DATA FOR REVIEW section start

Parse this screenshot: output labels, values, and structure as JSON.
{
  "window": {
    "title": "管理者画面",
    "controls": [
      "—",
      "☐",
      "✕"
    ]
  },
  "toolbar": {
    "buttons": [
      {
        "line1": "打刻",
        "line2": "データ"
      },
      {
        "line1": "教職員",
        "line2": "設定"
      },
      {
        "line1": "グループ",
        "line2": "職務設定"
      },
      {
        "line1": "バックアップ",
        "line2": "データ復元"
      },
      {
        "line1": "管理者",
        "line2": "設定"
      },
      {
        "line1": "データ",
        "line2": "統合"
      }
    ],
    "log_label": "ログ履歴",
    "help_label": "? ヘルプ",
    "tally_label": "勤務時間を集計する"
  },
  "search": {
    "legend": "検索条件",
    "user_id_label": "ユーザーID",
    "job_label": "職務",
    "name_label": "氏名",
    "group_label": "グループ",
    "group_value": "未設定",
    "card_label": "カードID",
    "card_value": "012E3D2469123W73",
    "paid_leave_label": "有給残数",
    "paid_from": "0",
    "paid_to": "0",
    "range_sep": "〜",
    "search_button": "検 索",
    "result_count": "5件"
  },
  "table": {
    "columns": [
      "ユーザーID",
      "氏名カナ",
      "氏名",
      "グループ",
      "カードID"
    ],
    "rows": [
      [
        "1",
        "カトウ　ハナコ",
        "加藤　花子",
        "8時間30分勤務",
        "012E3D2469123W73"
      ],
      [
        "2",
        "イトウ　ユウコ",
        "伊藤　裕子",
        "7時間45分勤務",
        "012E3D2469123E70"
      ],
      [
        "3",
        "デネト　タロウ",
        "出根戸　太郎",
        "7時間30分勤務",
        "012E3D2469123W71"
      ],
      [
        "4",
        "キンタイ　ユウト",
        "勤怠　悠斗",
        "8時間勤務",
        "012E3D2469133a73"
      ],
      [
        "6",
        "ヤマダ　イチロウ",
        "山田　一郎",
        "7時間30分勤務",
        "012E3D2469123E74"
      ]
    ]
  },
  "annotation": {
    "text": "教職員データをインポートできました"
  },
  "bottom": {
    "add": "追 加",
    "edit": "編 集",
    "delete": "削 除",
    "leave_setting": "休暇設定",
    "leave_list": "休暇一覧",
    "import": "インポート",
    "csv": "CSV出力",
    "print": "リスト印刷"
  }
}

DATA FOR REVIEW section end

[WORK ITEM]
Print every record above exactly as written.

[OUTPUT FOR THIS EXERCISE]
Parse this screenshot: output labels, values, and structure as JSON.
{
  "window": {
    "title": "管理者画面",
    "controls": [
      "—",
      "☐",
      "✕"
    ]
  },
  "toolbar": {
    "buttons": [
      {
        "line1": "打刻",
        "line2": "データ"
      },
      {
        "line1": "教職員",
        "line2": "設定"
      },
      {
        "line1": "グループ",
        "line2": "職務設定"
      },
      {
        "line1": "バックアップ",
        "line2": "データ復元"
      },
      {
        "line1": "管理者",
        "line2": "設定"
      },
      {
        "line1": "データ",
        "line2": "統合"
      }
    ],
    "log_label": "ログ履歴",
    "help_label": "? ヘルプ",
    "tally_label": "勤務時間を集計する"
  },
  "search": {
    "legend": "検索条件",
    "user_id_label": "ユーザーID",
    "job_label": "職務",
    "name_label": "氏名",
    "group_label": "グループ",
    "group_value": "未設定",
    "card_label": "カードID",
    "card_value": "012E3D2469123W73",
    "paid_leave_label": "有給残数",
    "paid_from": "0",
    "paid_to": "0",
    "range_sep": "〜",
    "search_button": "検 索",
    "result_count": "5件"
  },
  "table": {
    "columns": [
      "ユーザーID",
      "氏名カナ",
      "氏名",
      "グループ",
      "カードID"
    ],
    "rows": [
      [
        "1",
        "カトウ　ハナコ",
        "加藤　花子",
        "8時間30分勤務",
        "012E3D2469123W73"
      ],
      [
        "2",
        "イトウ　ユウコ",
        "伊藤　裕子",
        "7時間45分勤務",
        "012E3D2469123E70"
      ],
      [
        "3",
        "デネト　タロウ",
        "出根戸　太郎",
        "7時間30分勤務",
        "012E3D2469123W71"
      ],
      [
        "4",
        "キンタイ　ユウト",
        "勤怠　悠斗",
        "8時間勤務",
        "012E3D2469133a73"
      ],
      [
        "6",
        "ヤマダ　イチロウ",
        "山田　一郎",
        "7時間30分勤務",
        "012E3D2469123E74"
      ]
    ]
  },
  "annotation": {
    "text": "教職員データをインポートできました"
  },
  "bottom": {
    "add": "追 加",
    "edit": "編 集",
    "delete": "削 除",
    "leave_setting": "休暇設定",
    "leave_list": "休暇一覧",
    "import": "インポート",
    "csv": "CSV出力",
    "print": "リスト印刷"
  }
}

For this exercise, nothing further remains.